__Directions__. Work out the count of lines in the listing below that include "Ctrl". Give that count alone.

__Exercise data__.
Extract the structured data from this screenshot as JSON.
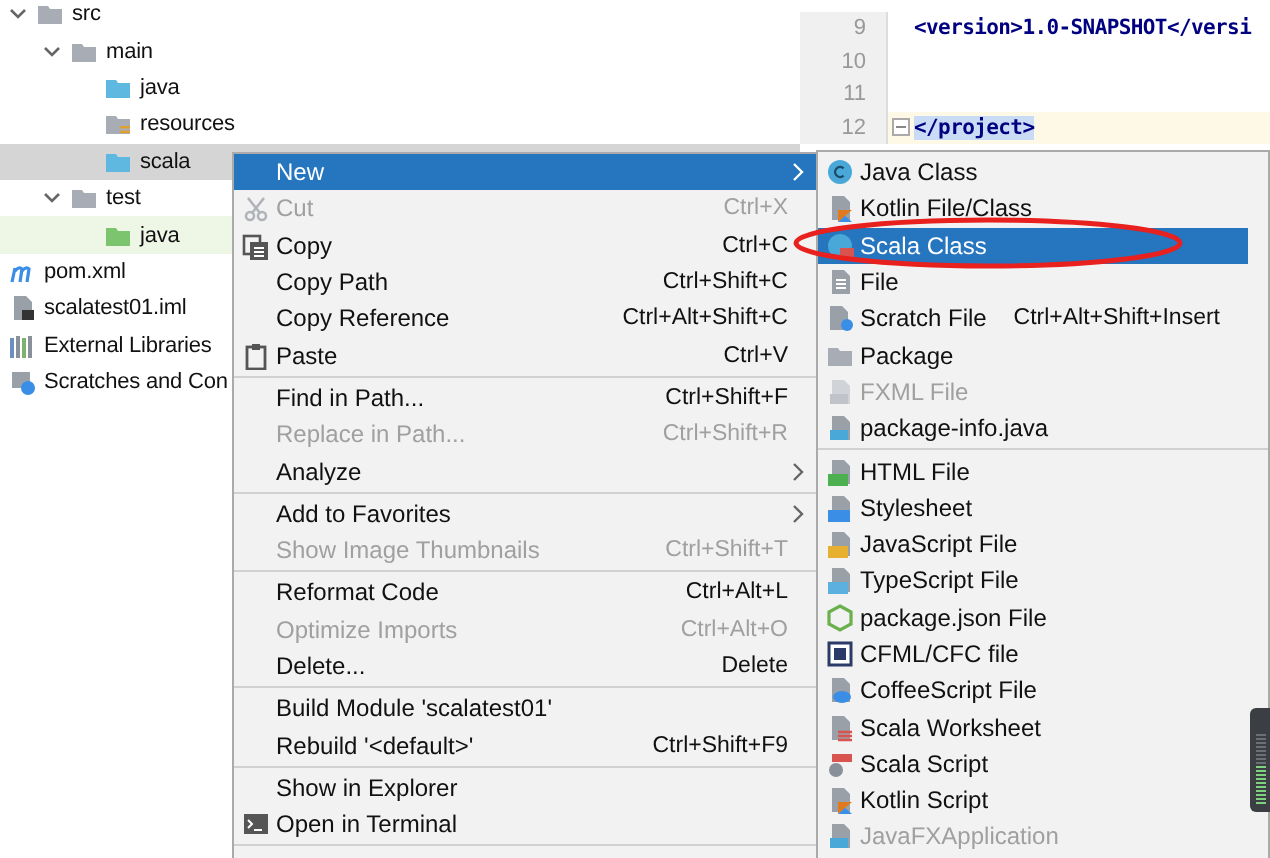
{
  "project_tree": [
    {
      "label": "src",
      "kind": "folder",
      "expanded": true,
      "selected": false,
      "children": [
        {
          "label": "main",
          "kind": "folder",
          "expanded": true,
          "selected": false,
          "children": [
            {
              "label": "java",
              "kind": "source",
              "selected": false
            },
            {
              "label": "resources",
              "kind": "resources",
              "selected": false
            },
            {
              "label": "scala",
              "kind": "source",
              "selected": true
            }
          ]
        },
        {
          "label": "test",
          "kind": "folder",
          "expanded": true,
          "selected": false,
          "children": [
            {
              "label": "java",
              "kind": "test-source",
              "selected": false
            }
          ]
        }
      ]
    },
    {
      "label": "pom.xml",
      "kind": "maven",
      "selected": false
    },
    {
      "label": "scalatest01.iml",
      "kind": "module",
      "selected": false
    },
    {
      "label": "External Libraries",
      "kind": "libraries",
      "selected": false
    },
    {
      "label": "Scratches and Con",
      "kind": "scratches",
      "selected": false
    }
  ],
  "editor": {
    "lines": [
      {
        "number": "9",
        "code": "<version>1.0-SNAPSHOT</versi",
        "current": false
      },
      {
        "number": "10",
        "current": false
      },
      {
        "number": "11",
        "current": false
      },
      {
        "number": "12",
        "code": "</project>",
        "current": true
      }
    ]
  },
  "context_menu": [
    {
      "kind": "item",
      "label": "New",
      "submenu": true,
      "selected": true,
      "disabled": false
    },
    {
      "kind": "item",
      "label": "Cut",
      "shortcut": "Ctrl+X",
      "selected": false,
      "disabled": true
    },
    {
      "kind": "item",
      "label": "Copy",
      "shortcut": "Ctrl+C",
      "selected": false,
      "disabled": false
    },
    {
      "kind": "item",
      "label": "Copy Path",
      "shortcut": "Ctrl+Shift+C",
      "selected": false,
      "disabled": false
    },
    {
      "kind": "item",
      "label": "Copy Reference",
      "shortcut": "Ctrl+Alt+Shift+C",
      "selected": false,
      "disabled": false
    },
    {
      "kind": "item",
      "label": "Paste",
      "shortcut": "Ctrl+V",
      "selected": false,
      "disabled": false
    },
    {
      "kind": "separator"
    },
    {
      "kind": "item",
      "label": "Find in Path...",
      "shortcut": "Ctrl+Shift+F",
      "selected": false,
      "disabled": false
    },
    {
      "kind": "item",
      "label": "Replace in Path...",
      "shortcut": "Ctrl+Shift+R",
      "selected": false,
      "disabled": true
    },
    {
      "kind": "item",
      "label": "Analyze",
      "submenu": true,
      "selected": false,
      "disabled": false
    },
    {
      "kind": "separator"
    },
    {
      "kind": "item",
      "label": "Add to Favorites",
      "submenu": true,
      "selected": false,
      "disabled": false
    },
    {
      "kind": "item",
      "label": "Show Image Thumbnails",
      "shortcut": "Ctrl+Shift+T",
      "selected": false,
      "disabled": true
    },
    {
      "kind": "separator"
    },
    {
      "kind": "item",
      "label": "Reformat Code",
      "shortcut": "Ctrl+Alt+L",
      "selected": false,
      "disabled": false
    },
    {
      "kind": "item",
      "label": "Optimize Imports",
      "shortcut": "Ctrl+Alt+O",
      "selected": false,
      "disabled": true
    },
    {
      "kind": "item",
      "label": "Delete...",
      "shortcut": "Delete",
      "selected": false,
      "disabled": false
    },
    {
      "kind": "separator"
    },
    {
      "kind": "item",
      "label": "Build Module 'scalatest01'",
      "selected": false,
      "disabled": false
    },
    {
      "kind": "item",
      "label": "Rebuild '<default>'",
      "shortcut": "Ctrl+Shift+F9",
      "selected": false,
      "disabled": false
    },
    {
      "kind": "separator"
    },
    {
      "kind": "item",
      "label": "Show in Explorer",
      "selected": false,
      "disabled": false
    },
    {
      "kind": "item",
      "label": "Open in Terminal",
      "selected": false,
      "disabled": false
    },
    {
      "kind": "separator"
    }
  ],
  "new_submenu": [
    {
      "kind": "item",
      "label": "Java Class",
      "selected": false,
      "disabled": false
    },
    {
      "kind": "item",
      "label": "Kotlin File/Class",
      "selected": false,
      "disabled": false
    },
    {
      "kind": "item",
      "label": "Scala Class",
      "selected": true,
      "disabled": false
    },
    {
      "kind": "item",
      "label": "File",
      "selected": false,
      "disabled": false
    },
    {
      "kind": "item",
      "label": "Scratch File",
      "shortcut": "Ctrl+Alt+Shift+Insert",
      "selected": false,
      "disabled": false
    },
    {
      "kind": "item",
      "label": "Package",
      "selected": false,
      "disabled": false
    },
    {
      "kind": "item",
      "label": "FXML File",
      "selected": false,
      "disabled": true
    },
    {
      "kind": "item",
      "label": "package-info.java",
      "selected": false,
      "disabled": false
    },
    {
      "kind": "separator"
    },
    {
      "kind": "item",
      "label": "HTML File",
      "selected": false,
      "disabled": false
    },
    {
      "kind": "item",
      "label": "Stylesheet",
      "selected": false,
      "disabled": false
    },
    {
      "kind": "item",
      "label": "JavaScript File",
      "selected": false,
      "disabled": false
    },
    {
      "kind": "item",
      "label": "TypeScript File",
      "selected": false,
      "disabled": false
    },
    {
      "kind": "item",
      "label": "package.json File",
      "selected": false,
      "disabled": false
    },
    {
      "kind": "item",
      "label": "CFML/CFC file",
      "selected": false,
      "disabled": false
    },
    {
      "kind": "item",
      "label": "CoffeeScript File",
      "selected": false,
      "disabled": false
    },
    {
      "kind": "item",
      "label": "Scala Worksheet",
      "selected": false,
      "disabled": false
    },
    {
      "kind": "item",
      "label": "Scala Script",
      "selected": false,
      "disabled": false
    },
    {
      "kind": "item",
      "label": "Kotlin Script",
      "selected": false,
      "disabled": false
    },
    {
      "kind": "item",
      "label": "JavaFXApplication",
      "selected": false,
      "disabled": true
    }
  ]
}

__Exercise result__. 12